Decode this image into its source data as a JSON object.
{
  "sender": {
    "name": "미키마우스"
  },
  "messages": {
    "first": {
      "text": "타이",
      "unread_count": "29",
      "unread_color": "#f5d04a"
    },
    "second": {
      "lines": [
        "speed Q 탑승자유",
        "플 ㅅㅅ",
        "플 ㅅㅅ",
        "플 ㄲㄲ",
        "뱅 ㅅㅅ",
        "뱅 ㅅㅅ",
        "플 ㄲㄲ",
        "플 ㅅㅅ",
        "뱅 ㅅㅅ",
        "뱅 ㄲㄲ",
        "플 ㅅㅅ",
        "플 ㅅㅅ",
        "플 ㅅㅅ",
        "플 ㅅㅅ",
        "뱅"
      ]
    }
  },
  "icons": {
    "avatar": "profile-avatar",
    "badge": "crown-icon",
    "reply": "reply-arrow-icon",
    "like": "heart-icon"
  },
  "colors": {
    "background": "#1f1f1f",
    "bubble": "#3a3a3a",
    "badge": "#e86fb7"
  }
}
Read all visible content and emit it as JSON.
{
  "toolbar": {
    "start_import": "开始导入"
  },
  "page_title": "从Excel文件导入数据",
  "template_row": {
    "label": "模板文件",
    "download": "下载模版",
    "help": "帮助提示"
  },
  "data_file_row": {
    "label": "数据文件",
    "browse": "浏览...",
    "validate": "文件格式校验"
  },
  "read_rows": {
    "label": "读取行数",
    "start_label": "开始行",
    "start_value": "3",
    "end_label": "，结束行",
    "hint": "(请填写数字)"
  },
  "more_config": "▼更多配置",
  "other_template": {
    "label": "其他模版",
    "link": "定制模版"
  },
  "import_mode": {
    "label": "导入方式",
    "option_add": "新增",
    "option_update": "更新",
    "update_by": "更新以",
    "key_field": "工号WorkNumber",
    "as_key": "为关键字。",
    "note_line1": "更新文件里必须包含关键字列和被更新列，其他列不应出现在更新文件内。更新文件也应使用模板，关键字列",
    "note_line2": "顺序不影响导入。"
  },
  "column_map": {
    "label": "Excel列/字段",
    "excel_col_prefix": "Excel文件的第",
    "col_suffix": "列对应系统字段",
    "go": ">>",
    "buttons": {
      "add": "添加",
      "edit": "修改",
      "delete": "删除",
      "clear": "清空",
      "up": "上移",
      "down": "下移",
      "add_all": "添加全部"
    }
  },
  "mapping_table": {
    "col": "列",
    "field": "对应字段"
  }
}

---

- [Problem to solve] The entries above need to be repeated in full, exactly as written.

- [Answer to this problem]
Decode this image into its source data as a JSON object.
{
  "sender": {
    "name": "미키마우스"
  },
  "messages": {
    "first": {
      "text": "타이",
      "unread_count": "29",
      "unread_color": "#f5d04a"
    },
    "second": {
      "lines": [
        "speed Q 탑승자유",
        "플 ㅅㅅ",
        "플 ㅅㅅ",
        "플 ㄲㄲ",
        "뱅 ㅅㅅ",
        "뱅 ㅅㅅ",
        "플 ㄲㄲ",
        "플 ㅅㅅ",
        "뱅 ㅅㅅ",
        "뱅 ㄲㄲ",
        "플 ㅅㅅ",
        "플 ㅅㅅ",
        "플 ㅅㅅ",
        "플 ㅅㅅ",
        "뱅"
      ]
    }
  },
  "icons": {
    "avatar": "profile-avatar",
    "badge": "crown-icon",
    "reply": "reply-arrow-icon",
    "like": "heart-icon"
  },
  "colors": {
    "background": "#1f1f1f",
    "bubble": "#3a3a3a",
    "badge": "#e86fb7"
  }
}
Read all visible content and emit it as JSON.
{
  "toolbar": {
    "start_import": "开始导入"
  },
  "page_title": "从Excel文件导入数据",
  "template_row": {
    "label": "模板文件",
    "download": "下载模版",
    "help": "帮助提示"
  },
  "data_file_row": {
    "label": "数据文件",
    "browse": "浏览...",
    "validate": "文件格式校验"
  },
  "read_rows": {
    "label": "读取行数",
    "start_label": "开始行",
    "start_value": "3",
    "end_label": "，结束行",
    "hint": "(请填写数字)"
  },
  "more_config": "▼更多配置",
  "other_template": {
    "label": "其他模版",
    "link": "定制模版"
  },
  "import_mode": {
    "label": "导入方式",
    "option_add": "新增",
    "option_update": "更新",
    "update_by": "更新以",
    "key_field": "工号WorkNumber",
    "as_key": "为关键字。",
    "note_line1": "更新文件里必须包含关键字列和被更新列，其他列不应出现在更新文件内。更新文件也应使用模板，关键字列",
    "note_line2": "顺序不影响导入。"
  },
  "column_map": {
    "label": "Excel列/字段",
    "excel_col_prefix": "Excel文件的第",
    "col_suffix": "列对应系统字段",
    "go": ">>",
    "buttons": {
      "add": "添加",
      "edit": "修改",
      "delete": "删除",
      "clear": "清空",
      "up": "上移",
      "down": "下移",
      "add_all": "添加全部"
    }
  },
  "mapping_table": {
    "col": "列",
    "field": "对应字段"
  }
}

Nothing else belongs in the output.